(I blame attachment parenting. All that co-sleeping, baby-wearing, breastfeeding business from 2005-2007.)

Thankfully, in the midst of discomfort and sleep deprivation, over 1000 photos and videos were taken on Huck’s trusty iPhone, proving that quite a lot of fun was actually had. His highlights, based on the many writing prompts he had to do back at the hotel each night before bed, include a butterbeer at Hogsmeade, Magic Kingdom fireworks, their ’50s themed Pop Century hotel, pizza at Epcot’s Italy (thanks to cousin Heather’s suggestion), the sky ride high above Busch Gardens, the Hogwarts train, dinner at the Hard Rock Cafe, and the teacup ride (because we did that with Shannon at Disneyland nearly eight years ago).

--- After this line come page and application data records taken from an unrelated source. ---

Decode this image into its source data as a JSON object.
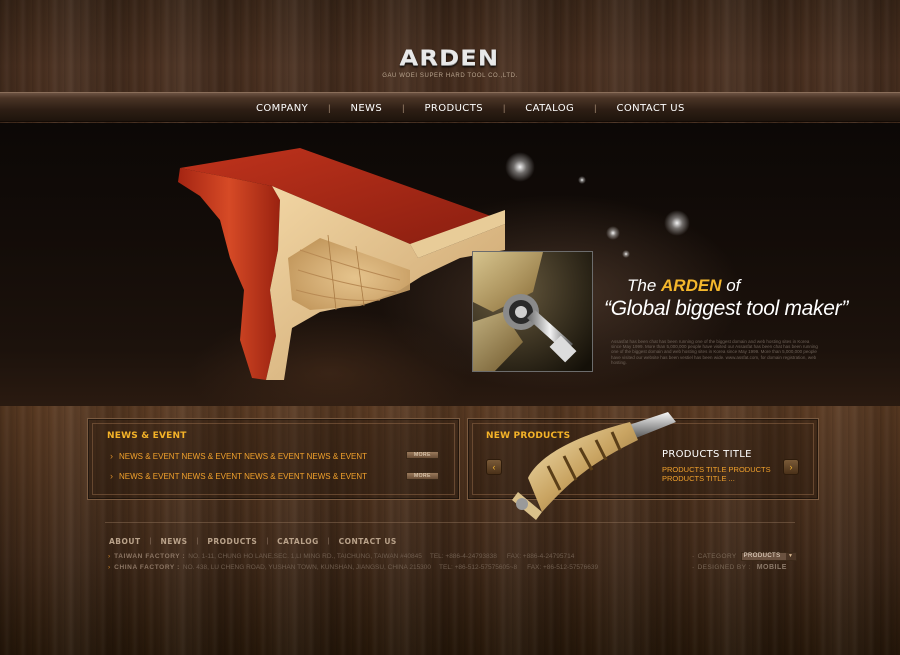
{
  "header": {
    "logo": "ARDEN",
    "company_name": "GAU WOEI SUPER HARD TOOL CO.,LTD."
  },
  "nav": {
    "items": [
      "COMPANY",
      "NEWS",
      "PRODUCTS",
      "CATALOG",
      "CONTACT US"
    ]
  },
  "hero": {
    "headline_the": "The",
    "headline_brand": "ARDEN",
    "headline_of": "of",
    "headline_tagline": "“Global biggest tool maker”",
    "paragraph": "Assasfat has been chat has been running one of the biggest domain and web hosting sites in Korea since May 1999. More than 5,000,000 people have visited our Assasfat has been chat has been running one of the biggest domain and web hosting sites in Korea since May 1999. More than 5,000,000 people have visited our website has been vestiel has been wide. www.assfat.com, for domain registration, web hosting."
  },
  "news": {
    "title": "NEWS & EVENT",
    "items": [
      "NEWS & EVENT NEWS & EVENT NEWS & EVENT NEWS & EVENT",
      "NEWS & EVENT NEWS & EVENT NEWS & EVENT NEWS & EVENT"
    ],
    "more_label": "MORE"
  },
  "new_products": {
    "title": "NEW PRODUCTS",
    "product_title": "PRODUCTS TITLE",
    "product_desc": "PRODUCTS TITLE PRODUCTS PRODUCTS TITLE ...",
    "prev_icon": "‹",
    "next_icon": "›"
  },
  "footer": {
    "nav": [
      "ABOUT",
      "NEWS",
      "PRODUCTS",
      "CATALOG",
      "CONTACT US"
    ],
    "taiwan": {
      "label": "TAIWAN FACTORY :",
      "address": "NO. 1-11, CHUNG HO LANE,SEC. 1,LI MING RD., TAICHUNG, TAIWAN #40845",
      "tel": "TEL: +886-4-24793838",
      "fax": "FAX: +886-4-24795714"
    },
    "china": {
      "label": "CHINA FACTORY :",
      "address": "NO. 438, LU CHENG ROAD, YUSHAN TOWN, KUNSHAN, JIANGSU, CHINA 215300",
      "tel": "TEL: +86-512-57575605~8",
      "fax": "FAX: +86-512-57576639"
    },
    "category_label": "CATEGORY",
    "category_value": "PRODUCTS",
    "designed_by_label": "DESIGNED BY :",
    "designer": "MOBILE"
  },
  "colors": {
    "accent": "#f4b72c",
    "link": "#f1a12c"
  }
}
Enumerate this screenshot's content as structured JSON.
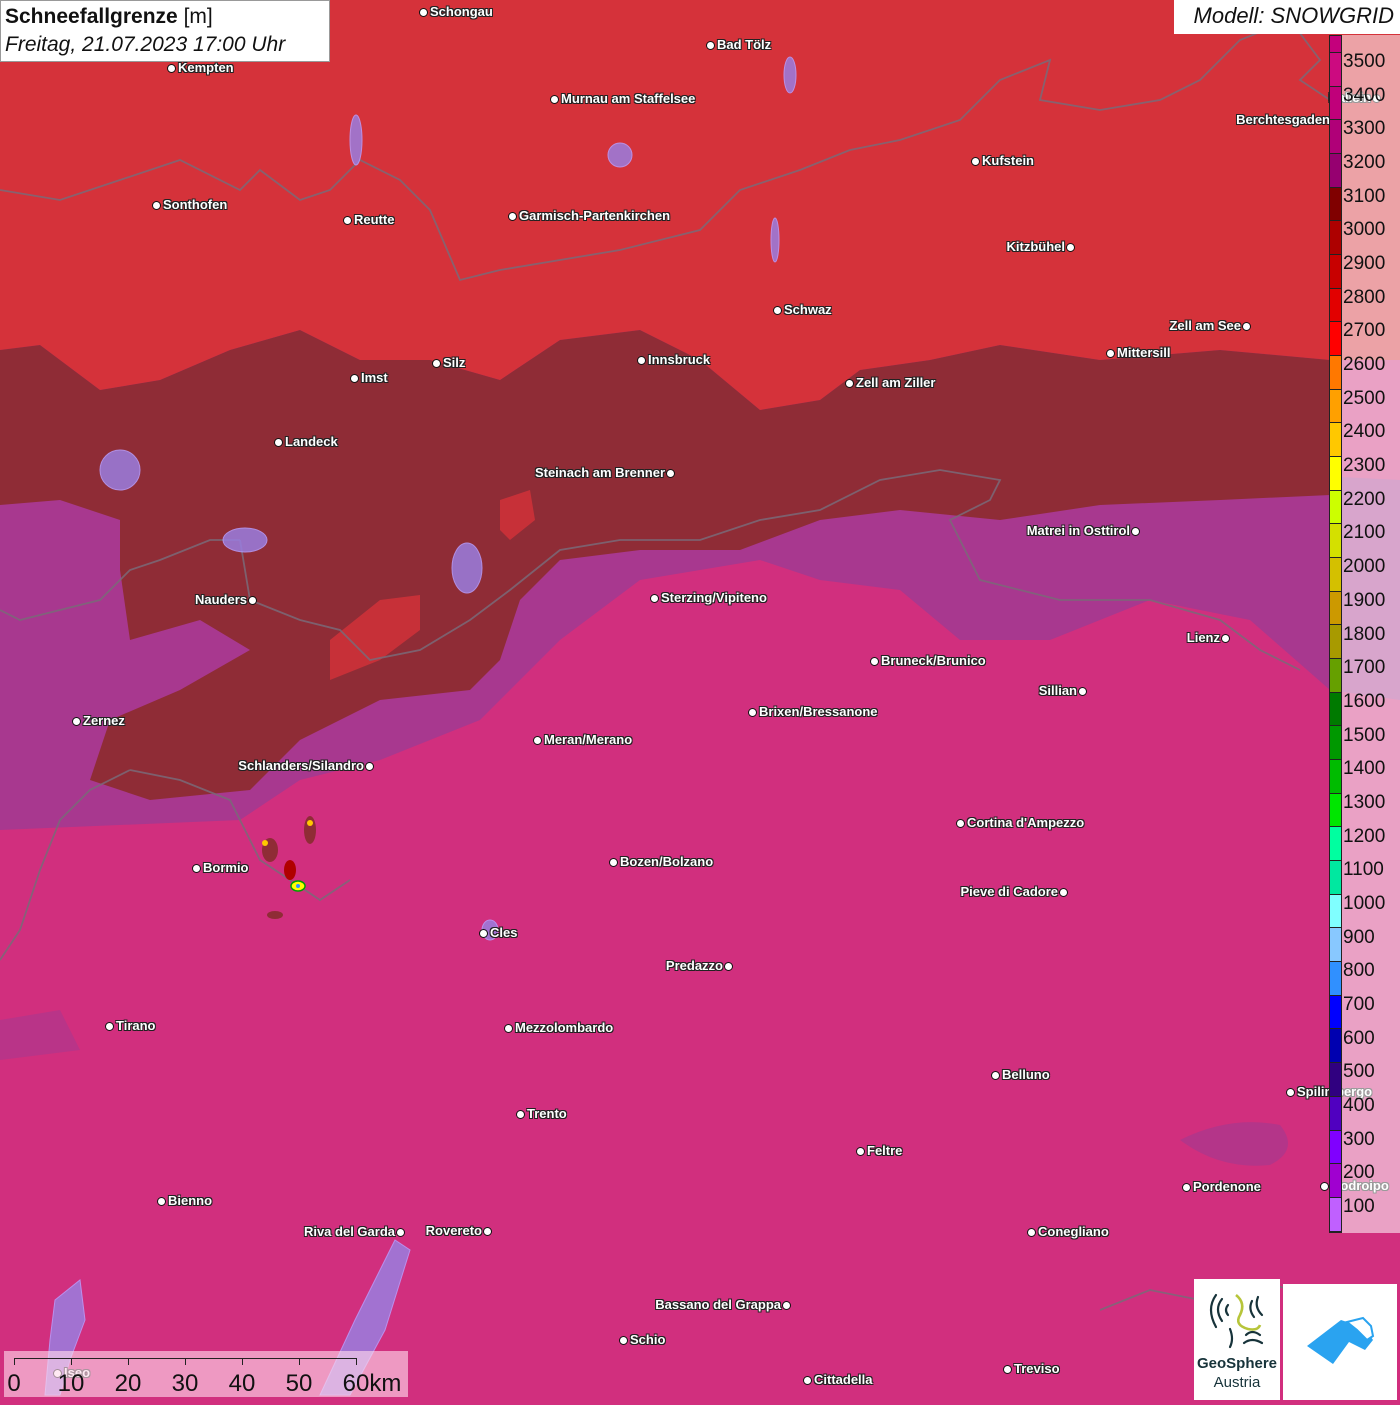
{
  "header": {
    "title": "Schneefallgrenze",
    "unit": "[m]",
    "datetime": "Freitag, 21.07.2023 17:00 Uhr",
    "model": "Modell: SNOWGRID"
  },
  "legend": {
    "top_color": "#c4007c",
    "items": [
      {
        "label": "3500",
        "color": "#cc0a80"
      },
      {
        "label": "3400",
        "color": "#c0007a"
      },
      {
        "label": "3300",
        "color": "#b00078"
      },
      {
        "label": "3200",
        "color": "#960070"
      },
      {
        "label": "3100",
        "color": "#800000"
      },
      {
        "label": "3000",
        "color": "#ad0000"
      },
      {
        "label": "2900",
        "color": "#c80000"
      },
      {
        "label": "2800",
        "color": "#e20000"
      },
      {
        "label": "2700",
        "color": "#ff0000"
      },
      {
        "label": "2600",
        "color": "#ff7800"
      },
      {
        "label": "2500",
        "color": "#ffa000"
      },
      {
        "label": "2400",
        "color": "#ffc800"
      },
      {
        "label": "2300",
        "color": "#ffff00"
      },
      {
        "label": "2200",
        "color": "#ccff00"
      },
      {
        "label": "2100",
        "color": "#d4e000"
      },
      {
        "label": "2000",
        "color": "#d4c000"
      },
      {
        "label": "1900",
        "color": "#cc9900"
      },
      {
        "label": "1800",
        "color": "#a89a00"
      },
      {
        "label": "1700",
        "color": "#66a000"
      },
      {
        "label": "1600",
        "color": "#007a00"
      },
      {
        "label": "1500",
        "color": "#009800"
      },
      {
        "label": "1400",
        "color": "#00bb00"
      },
      {
        "label": "1300",
        "color": "#00e600"
      },
      {
        "label": "1200",
        "color": "#00ffa0"
      },
      {
        "label": "1100",
        "color": "#00e8a0"
      },
      {
        "label": "1000",
        "color": "#80ffff"
      },
      {
        "label": "900",
        "color": "#88c8ff"
      },
      {
        "label": "800",
        "color": "#3090ff"
      },
      {
        "label": "700",
        "color": "#0000ff"
      },
      {
        "label": "600",
        "color": "#0000b0"
      },
      {
        "label": "500",
        "color": "#300080"
      },
      {
        "label": "400",
        "color": "#5000c0"
      },
      {
        "label": "300",
        "color": "#8000ff"
      },
      {
        "label": "200",
        "color": "#a000d0"
      },
      {
        "label": "100",
        "color": "#c060ff"
      }
    ]
  },
  "map_colors": {
    "red_zone": "#d5323a",
    "dark_red_zone": "#8f2c36",
    "purple_zone": "#a8388f",
    "magenta_zone": "#d12f7e",
    "border": "#7a6a78",
    "lake": "#9a7ee0"
  },
  "cities": [
    "Schongau",
    "Kempten",
    "Bad Tölz",
    "Murnau am Staffelsee",
    "Hallein",
    "Berchtesgaden",
    "Kufstein",
    "Sonthofen",
    "Reutte",
    "Garmisch-Partenkirchen",
    "Kitzbühel",
    "Schwaz",
    "Zell am See",
    "Mittersill",
    "Innsbruck",
    "Silz",
    "Imst",
    "Zell am Ziller",
    "Landeck",
    "Steinach am Brenner",
    "Matrei in Osttirol",
    "Nauders",
    "Sterzing/Vipiteno",
    "Lienz",
    "Bruneck/Brunico",
    "Sillian",
    "Brixen/Bressanone",
    "Zernez",
    "Meran/Merano",
    "Schlanders/Silandro",
    "Cortina d'Ampezzo",
    "Bozen/Bolzano",
    "Bormio",
    "Pieve di Cadore",
    "Cles",
    "Predazzo",
    "Tirano",
    "Mezzolombardo",
    "Belluno",
    "Spilimbergo",
    "Trento",
    "Feltre",
    "Pordenone",
    "Codroipo",
    "Bienno",
    "Riva del Garda",
    "Rovereto",
    "Conegliano",
    "Bassano del Grappa",
    "Schio",
    "Iseo",
    "Treviso",
    "Cittadella"
  ],
  "scale": {
    "labels": [
      "0",
      "10",
      "20",
      "30",
      "40",
      "50",
      "60km"
    ]
  },
  "logos": {
    "geosphere_line1": "GeoSphere",
    "geosphere_line2": "Austria",
    "geosphere_icon": "contour-lines-icon",
    "snowgrid_icon": "mountain-snow-icon"
  }
}
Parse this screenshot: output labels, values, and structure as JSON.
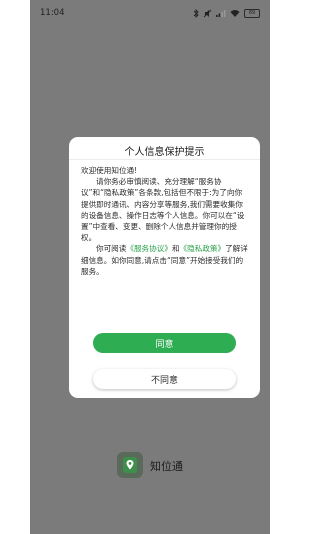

Meanwhile to pass the time without him, Troy and I binge watched “Killing Eve” on Hulu, saw a couple plays and a locally shot independent film, gave Sunny some walks at Huck’s least favorite places, stayed out past our bedtime on a school night, and only ran the dishwasher once. I also spent most of my spare time reading Huck’s hundreds of texts, most of which included colorful heart emojis and the words “I love you SO much!”

On Huck’s last day in Orlando, he was the first to wake up in his room. After doing all his morning bathroom rituals, including getting dressed for the day, he decided he’d better wake up his roommates. Thankfully, he checked his phone to see what time it was first, and upon discovering it was somehow only 11:58pm, he awkwardly climbed back into his bed fully dressed and slept until 6:00. Twenty-four hours later, we joined the other well-rested parents at the airport at midnight to take home our tired travelers. Huck’s body finally gave in to the sickness it had been resisting, and he spent the weekend mostly sleeping and chugging water. In between naps, he showed us his souvenirs and pile of receipts, leftover money, his hotel room key bracelet, the pink paper cone that once held butterbeer ice cream from the Wizarding World of Harry Potter, his hour-long slide show of pictures and anecdotes, his GT journal, and a Mickey & Minnie DisneyWorld Christmas ornament to join our honeymoon Mickey and Minnie ornament from 1992.

I love him SO much!